What is your moral obligation to lend out your generator when others lose power and how far out of your way do you go to do so? That’s a topic I’ve been thinking about now that we’ve had a series of really bad storms over the years where we’ve lost power for a day or more. In the case of Sandy, most houses around us in PA had power back within a few days, but one state over in NJ, many of my friends and colleagues are still without power a week later. I have some mixed thoughts on the fact that we have a generator and most of our friends and neighbors don’t. Let’s start at the beginning:
- We have had finished basements in both our first home and our current home, each of which ended up with water on the carpet during major storms when we lost power. I learned my lesson and went out and bought a generator (on top of installing back-up battery powered sump systems). Generators can go from anywhere from the $200s through $900s depending on how much stuff you want to power. Or you could go full-hog and buy a whole-house generator that kicks on automatically, etc. People in areas that are much more prone to prolonged ice storms and are more remote often have these. They can run upwards of a few grand to buy, install and maintain. Anyway, last Spring, after the storm season, I got a 40% off deal at Lowes, so if I recall, it was like $300 for a $500 generator.
- This time around, once we got our power back, we did lend it out to our friends who were only a few blocks away but didn’t have power yet. They were concerned about their sump pump keeping up with the water and the food in their fridge. To just sit there and let them incur significant losses in damages or spoiled food just wouldn’t sit well with me, plus they’re friends! But how far do you take this?
- While our friends were using our generator, we saw other pleas for help in our local social networking streams asking to borrow anyone’s generator. Now with Facebook and email chains, you can see different people frantic about water in the basement or food spoiling. You feel for them. If it’s someone you don’t really know well, (say, a friend of a friend commenting on Facebook or whatever), should you feel obligated to loan out your generator? Fortunately for us, we didn’t really have to contend with any moral obligation because we DID lend it out to friends and when we got it back power was finally restored in most areas near us and when we offered it to our other friends in another town and they declined since they weren’t worried about their unfinished basement.
- On one hand, you have to wonder why people that know their basements are prone to flooding and know we’ve lost power at least 1-2 times each year over the past few years would not have purchased a generator. It’s not a financial issue given the area we live in and the material possessions in each example (it’s a priority thing). And I’m going to go out on a limb here and say that the majority of our friends and friends-of-friends will not go out and purchase one in the near future either, even after Hurricane Sandy.
- I don’t mind helping out a friend and I’d hope they’d do the same for us, but it does carry some cost to us. I mean, I lend it out with gas in it which gets consumed (~$8-$12), I help load it into their truck, drive to their house and unload it since it’s so damn heavy (my time). Then there’s the use/depreciation (~$10+ per use?). I didn’t initially appreciate how much maintenance goes into proper use and storage of a generator.
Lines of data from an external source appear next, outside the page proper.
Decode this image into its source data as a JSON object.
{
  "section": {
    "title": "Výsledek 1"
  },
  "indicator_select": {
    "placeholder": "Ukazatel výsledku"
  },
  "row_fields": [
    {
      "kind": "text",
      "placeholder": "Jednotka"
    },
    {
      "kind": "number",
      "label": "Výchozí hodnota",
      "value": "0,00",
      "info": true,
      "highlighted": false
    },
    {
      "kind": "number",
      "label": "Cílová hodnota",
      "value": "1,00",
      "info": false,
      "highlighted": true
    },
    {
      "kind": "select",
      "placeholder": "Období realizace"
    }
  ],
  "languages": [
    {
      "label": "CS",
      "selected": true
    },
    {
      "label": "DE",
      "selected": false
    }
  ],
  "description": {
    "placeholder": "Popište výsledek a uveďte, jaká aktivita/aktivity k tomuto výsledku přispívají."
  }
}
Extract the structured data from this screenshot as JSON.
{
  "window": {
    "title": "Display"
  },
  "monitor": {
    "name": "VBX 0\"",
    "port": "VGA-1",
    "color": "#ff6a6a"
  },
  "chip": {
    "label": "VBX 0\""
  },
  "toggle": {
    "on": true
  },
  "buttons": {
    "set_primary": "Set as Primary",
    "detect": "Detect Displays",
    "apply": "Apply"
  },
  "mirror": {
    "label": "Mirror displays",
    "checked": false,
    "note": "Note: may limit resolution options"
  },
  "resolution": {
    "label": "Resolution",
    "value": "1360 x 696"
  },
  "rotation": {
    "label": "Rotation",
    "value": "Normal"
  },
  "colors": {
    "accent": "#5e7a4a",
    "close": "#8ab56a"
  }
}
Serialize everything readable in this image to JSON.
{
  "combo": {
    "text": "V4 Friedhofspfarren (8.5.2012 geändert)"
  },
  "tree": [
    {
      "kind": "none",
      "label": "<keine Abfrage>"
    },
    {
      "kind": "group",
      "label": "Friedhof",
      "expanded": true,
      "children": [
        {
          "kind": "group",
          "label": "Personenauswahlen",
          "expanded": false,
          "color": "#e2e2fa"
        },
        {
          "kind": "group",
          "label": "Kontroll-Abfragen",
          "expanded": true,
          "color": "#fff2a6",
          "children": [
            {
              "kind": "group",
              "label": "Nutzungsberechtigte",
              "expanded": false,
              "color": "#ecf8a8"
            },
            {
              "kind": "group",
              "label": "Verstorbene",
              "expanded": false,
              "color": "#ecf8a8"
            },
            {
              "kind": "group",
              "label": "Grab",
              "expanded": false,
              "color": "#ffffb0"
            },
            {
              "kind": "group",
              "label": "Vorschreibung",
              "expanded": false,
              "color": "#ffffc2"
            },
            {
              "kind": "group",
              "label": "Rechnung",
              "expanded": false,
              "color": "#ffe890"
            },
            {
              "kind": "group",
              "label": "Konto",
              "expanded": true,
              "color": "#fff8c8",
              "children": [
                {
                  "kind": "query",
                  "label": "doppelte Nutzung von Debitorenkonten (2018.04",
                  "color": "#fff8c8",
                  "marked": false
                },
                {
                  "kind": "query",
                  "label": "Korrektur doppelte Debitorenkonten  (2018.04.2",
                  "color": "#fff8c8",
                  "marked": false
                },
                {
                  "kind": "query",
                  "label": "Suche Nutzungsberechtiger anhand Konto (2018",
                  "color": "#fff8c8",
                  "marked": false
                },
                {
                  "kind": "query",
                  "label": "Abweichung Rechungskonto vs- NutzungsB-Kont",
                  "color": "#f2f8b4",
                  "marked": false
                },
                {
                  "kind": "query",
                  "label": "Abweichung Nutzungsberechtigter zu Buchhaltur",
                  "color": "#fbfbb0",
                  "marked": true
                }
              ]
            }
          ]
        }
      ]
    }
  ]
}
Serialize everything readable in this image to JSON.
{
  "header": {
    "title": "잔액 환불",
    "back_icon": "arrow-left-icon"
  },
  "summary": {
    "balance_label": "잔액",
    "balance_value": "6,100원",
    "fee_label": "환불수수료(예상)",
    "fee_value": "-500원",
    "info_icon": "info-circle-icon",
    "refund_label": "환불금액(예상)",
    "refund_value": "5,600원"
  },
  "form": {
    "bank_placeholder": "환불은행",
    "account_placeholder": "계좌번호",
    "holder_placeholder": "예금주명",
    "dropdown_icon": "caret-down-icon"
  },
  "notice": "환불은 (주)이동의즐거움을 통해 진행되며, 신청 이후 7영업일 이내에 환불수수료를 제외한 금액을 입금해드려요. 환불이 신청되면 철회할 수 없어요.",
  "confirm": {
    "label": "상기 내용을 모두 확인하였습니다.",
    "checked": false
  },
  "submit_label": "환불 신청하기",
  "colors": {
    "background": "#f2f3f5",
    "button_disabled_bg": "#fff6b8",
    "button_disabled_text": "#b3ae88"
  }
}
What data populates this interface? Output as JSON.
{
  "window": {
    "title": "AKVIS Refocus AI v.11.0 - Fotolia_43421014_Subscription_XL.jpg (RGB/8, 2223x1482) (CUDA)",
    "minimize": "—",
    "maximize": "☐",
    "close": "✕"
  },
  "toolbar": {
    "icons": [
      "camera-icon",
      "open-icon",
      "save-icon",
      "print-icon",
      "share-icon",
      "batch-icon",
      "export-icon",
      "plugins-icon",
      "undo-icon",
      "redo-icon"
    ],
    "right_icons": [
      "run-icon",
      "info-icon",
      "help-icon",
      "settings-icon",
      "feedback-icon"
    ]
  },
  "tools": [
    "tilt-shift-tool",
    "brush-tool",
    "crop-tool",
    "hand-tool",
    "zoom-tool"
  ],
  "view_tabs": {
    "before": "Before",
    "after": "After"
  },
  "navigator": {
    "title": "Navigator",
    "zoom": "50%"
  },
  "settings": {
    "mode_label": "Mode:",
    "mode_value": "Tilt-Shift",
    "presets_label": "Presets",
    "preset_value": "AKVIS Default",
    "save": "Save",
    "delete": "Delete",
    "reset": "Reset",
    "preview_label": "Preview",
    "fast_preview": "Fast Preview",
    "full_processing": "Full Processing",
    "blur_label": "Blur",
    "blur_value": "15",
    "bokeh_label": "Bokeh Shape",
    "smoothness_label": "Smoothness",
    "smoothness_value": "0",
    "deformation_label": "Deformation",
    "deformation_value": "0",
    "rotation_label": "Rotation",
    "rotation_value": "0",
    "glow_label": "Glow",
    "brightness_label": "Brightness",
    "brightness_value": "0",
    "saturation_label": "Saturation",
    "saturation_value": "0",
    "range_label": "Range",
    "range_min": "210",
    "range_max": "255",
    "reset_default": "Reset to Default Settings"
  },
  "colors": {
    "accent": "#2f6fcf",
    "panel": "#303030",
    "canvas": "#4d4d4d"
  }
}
A generator has a rough lifespan and the more you use it, the sooner something’s going to go on it. You also have to constantly drain/re-add oil, use stabilizer or run the gas out, etc. So, if we’re always lending ours out left and right when the power goes and people run it into the ground, will it cease to work when we really need it a few years down the road? It just makes you wonder why people don’t go buy one themselves.
A Few Questions:
- Did you experience hardship during Hurricane Sandy?
- Did you have or borrow a generator?
- If you don’t have a generator now, are you planning to buy one once they’re re-stocked? Why or Why Not.
- Where do you draw the line in how much effort you expend to lend out a generator during storms in your experience?